As Cadmus has written previously, when companies, cities, and other organizations in the United States and Europe quantify their Scope 2 greenhouse gas (GHG) emissions from purchased electricity, they must report two inventory values: location-based and market-based. While gathering data for your organization’s location-based inventory is a relatively straightforward process, calculating—and getting credit for—market-based emissions can be a more complex process.
A location-based inventory uses average regional or national emissions factors, such as EPA’s eGrid, to estimate emissions. As average emissions factors change slowly and are out of most entities’ control, the only sure way for an organization to reduce location-based emissions is to reduce its overall electricity usage through energy efficiency and conservation.
On the other hand, a market-based inventory takes an organization’s energy procurement practices into account, reflecting the choices made about the source of electricity the organization consumes. Most organizations purchase power from their electric utility, unaware that they may have other options, such as purchasing or generating renewable energy or procuring energy from an independent electricity supplier.
For all organizations in the United States, market-based emissions should be calculated using an emissions factor specific to the organization’s electric utility or electricity supplier. At this time, few utilities publish emissions factors developed using the rigorous methods required by the World Resources Institute’s market-based Scope 2 accounting methodology. Customers can contact their electric utility to see if they calculate and publish an emissions factor. As more and more customers request utility-specific emissions factors it is likely that these supplier-specific emissions factors will become more readily available.
Pick Your Reduction Options
Once an organization has quantified market-based emissions, it then has numerous options to reduce emissions by procuring or producing clean or green energy. Depending on the organization’s location, green electricity products may be available from the electric utility or a third-party electricity supplier. Organizations may also choose to install renewable energy generation onsite or purchase renewable energy from an onsite or offsite generator through a power purchase agreement. Finally, an organization may procure Renewable Energy Credits (RECs), separate from their electricity. RECs are tradable instruments that represent the environmental attributes of 1 MWh of renewable energy.

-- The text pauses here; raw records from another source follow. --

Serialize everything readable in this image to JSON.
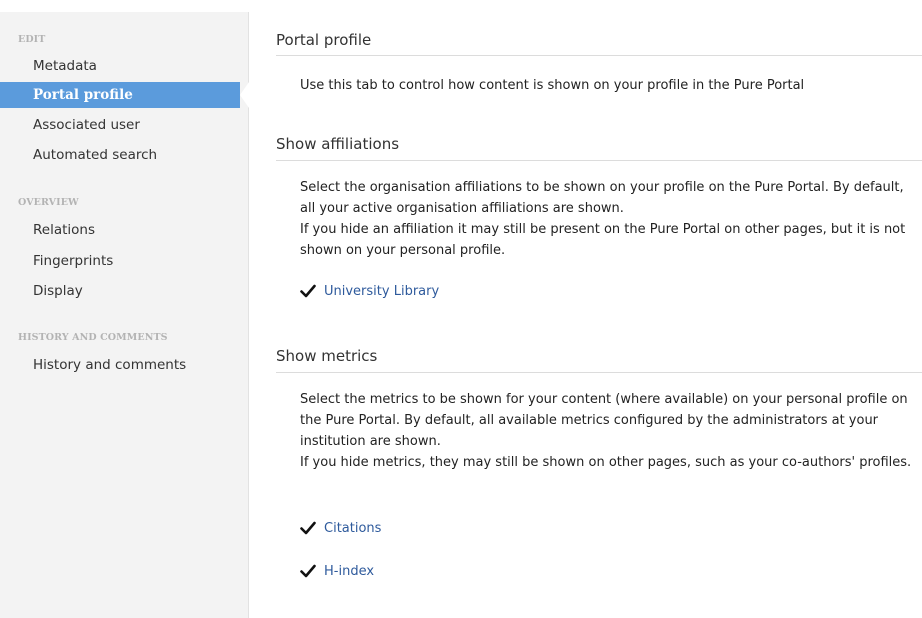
{
  "sidebar": {
    "sections": [
      {
        "heading": "EDIT",
        "items": [
          "Metadata",
          "Portal profile",
          "Associated user",
          "Automated search"
        ]
      },
      {
        "heading": "OVERVIEW",
        "items": [
          "Relations",
          "Fingerprints",
          "Display"
        ]
      },
      {
        "heading": "HISTORY AND COMMENTS",
        "items": [
          "History and comments"
        ]
      }
    ],
    "active_item": "Portal profile",
    "active_color": "#5b9bdc"
  },
  "main": {
    "portal_profile": {
      "title": "Portal profile",
      "description": "Use this tab to control how content is shown on your profile in the Pure Portal"
    },
    "affiliations": {
      "title": "Show affiliations",
      "para1": "Select the organisation affiliations to be shown on your profile on the Pure Portal. By default, all your active organisation affiliations are shown.",
      "para2": "If you hide an affiliation it may still be present on the Pure Portal on other pages, but it is not shown on your personal profile.",
      "options": [
        {
          "label": "University Library",
          "checked": true
        }
      ]
    },
    "metrics": {
      "title": "Show metrics",
      "para1": "Select the metrics to be shown for your content (where available) on your personal profile on the Pure Portal. By default, all available metrics configured by the administrators at your institution are shown.",
      "para2": "If you hide metrics, they may still be shown on other pages, such as your co-authors' profiles.",
      "options": [
        {
          "label": "Citations",
          "checked": true
        },
        {
          "label": "H-index",
          "checked": true
        }
      ]
    }
  }
}
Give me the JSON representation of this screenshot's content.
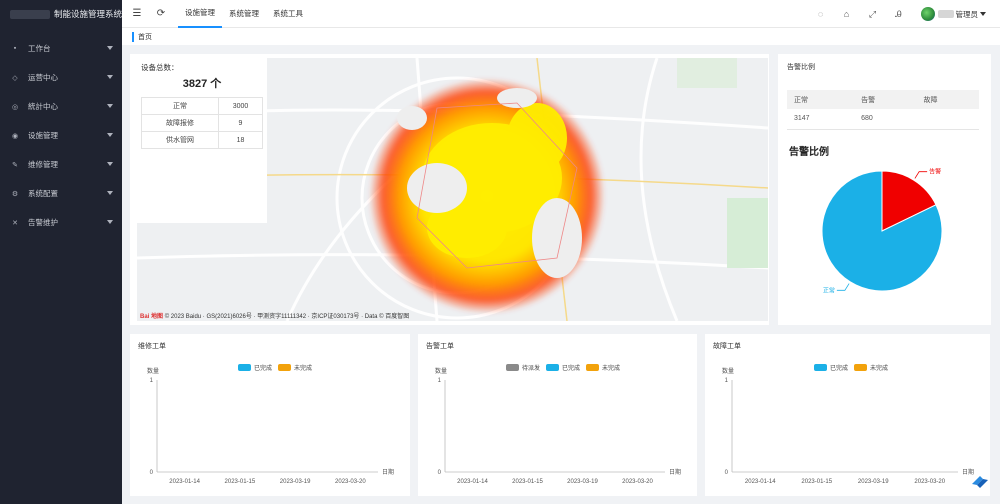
{
  "app": {
    "title_suffix": "制能设施管理系统"
  },
  "sidebar": {
    "items": [
      {
        "label": "工作台",
        "icon": "dashboard-icon"
      },
      {
        "label": "运营中心",
        "icon": "operation-icon"
      },
      {
        "label": "統計中心",
        "icon": "statistics-icon"
      },
      {
        "label": "设施管理",
        "icon": "facility-icon"
      },
      {
        "label": "维修管理",
        "icon": "repair-icon"
      },
      {
        "label": "系统配置",
        "icon": "config-icon"
      },
      {
        "label": "告警维护",
        "icon": "alarm-icon"
      }
    ]
  },
  "header": {
    "nav": [
      "设施管理",
      "系统管理",
      "系统工具"
    ],
    "user_name": "管理员"
  },
  "tags": {
    "current": "首页"
  },
  "map_stats": {
    "title": "设备总数：",
    "total": "3827 个",
    "rows": [
      {
        "label": "正常",
        "value": "3000"
      },
      {
        "label": "故障报修",
        "value": "9"
      },
      {
        "label": "供水管网",
        "value": "18"
      }
    ]
  },
  "map_footer": {
    "logo": "Bai 地图",
    "text": "© 2023 Baidu · GS(2021)6026号 · 甲测资字11111342 · 京ICP证030173号 · Data © 百度智图"
  },
  "ratio": {
    "title": "告警比例",
    "table_headers": [
      "正常",
      "告警",
      "故障"
    ],
    "table_rows": [
      [
        "3147",
        "680",
        ""
      ]
    ],
    "chart_title": "告警比例",
    "pie_labels": {
      "alarm": "告警",
      "normal": "正常"
    }
  },
  "chart_data": [
    {
      "type": "pie",
      "title": "告警比例",
      "labels": [
        "告警",
        "正常"
      ],
      "values": [
        17.8,
        82.2
      ],
      "colors": [
        "#f00000",
        "#1bb0e7"
      ]
    },
    {
      "type": "bar",
      "title": "维修工单",
      "series": [
        {
          "name": "已完成",
          "values": [
            0,
            0,
            0,
            0
          ],
          "color": "#1bb0e7"
        },
        {
          "name": "未完成",
          "values": [
            0,
            0,
            0,
            0
          ],
          "color": "#f2a20c"
        }
      ],
      "categories": [
        "2023-01-14",
        "2023-01-15",
        "2023-03-19",
        "2023-03-20"
      ],
      "ylabel": "数量",
      "xlabel": "日期",
      "ylim": [
        0,
        1
      ]
    },
    {
      "type": "bar",
      "title": "告警工单",
      "series": [
        {
          "name": "待派发",
          "values": [
            0,
            0,
            0,
            0
          ],
          "color": "#8a8a8a"
        },
        {
          "name": "已完成",
          "values": [
            0,
            0,
            0,
            0
          ],
          "color": "#1bb0e7"
        },
        {
          "name": "未完成",
          "values": [
            0,
            0,
            0,
            0
          ],
          "color": "#f2a20c"
        }
      ],
      "categories": [
        "2023-01-14",
        "2023-01-15",
        "2023-03-19",
        "2023-03-20"
      ],
      "ylabel": "数量",
      "xlabel": "日期",
      "ylim": [
        0,
        1
      ]
    },
    {
      "type": "bar",
      "title": "故障工单",
      "series": [
        {
          "name": "已完成",
          "values": [
            0,
            0,
            0,
            0
          ],
          "color": "#1bb0e7"
        },
        {
          "name": "未完成",
          "values": [
            0,
            0,
            0,
            0
          ],
          "color": "#f2a20c"
        }
      ],
      "categories": [
        "2023-01-14",
        "2023-01-15",
        "2023-03-19",
        "2023-03-20"
      ],
      "ylabel": "数量",
      "xlabel": "日期",
      "ylim": [
        0,
        1
      ]
    }
  ]
}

There are pros and cons to each of these options that an organization must take into account. The two options also have different cost structures and benefit streams. Cadmus recommends that each organization begin by tracking its electricity usage and spending. These data can highlight the benefits of different procurement choices and opportunities to save energy. Once tracking is underway, the organization can develop electricity procurement priorities, which requires balancing electricity needs with price stability, cost, GHG emissions, and broader environmental impacts. The organization can then tailor its electricity procurement, and associated market-based emissions, to achieve these priorities.
No matter which method an organization uses to reduce market-based emissions, the Scope 2 guidance has rigorous requirements that an organization must meet in order to take credit for using renewable energy in its market-based inventory. For example, even though an organization generates solar power from a facility owned by the organization, it may not be able to count that electricity as carbon free depending on the structure of the agreements that govern how electricity from the solar panels is credited by the utility and who maintains ownership of any RECs produced by the solar panels.
Cadmus’ experts have experience assisting companies with the full lifecycle of energy tracking and procurement, as well as navigating the requirements of the market-based guidance to ensure that your organization meets its electricity and GHG goals at the lowest possible cost. Learn more.
About the Author
Justin Brant, an associate with Cadmus, specializes in greenhouse gas accounting and analysis, energy efficiency program planning and evaluation, energy and climate policy analysis and development, utility rate design, and utility business model innovation. Mr. Brant develops GHG inventories for a variety of corporate and government clients and is well versed in emissions quantification protocols and best practices, as well as energy procurement and tracking. He also provides assistance to companies completing CDP responses and is experienced in corporate sustainability strategy development.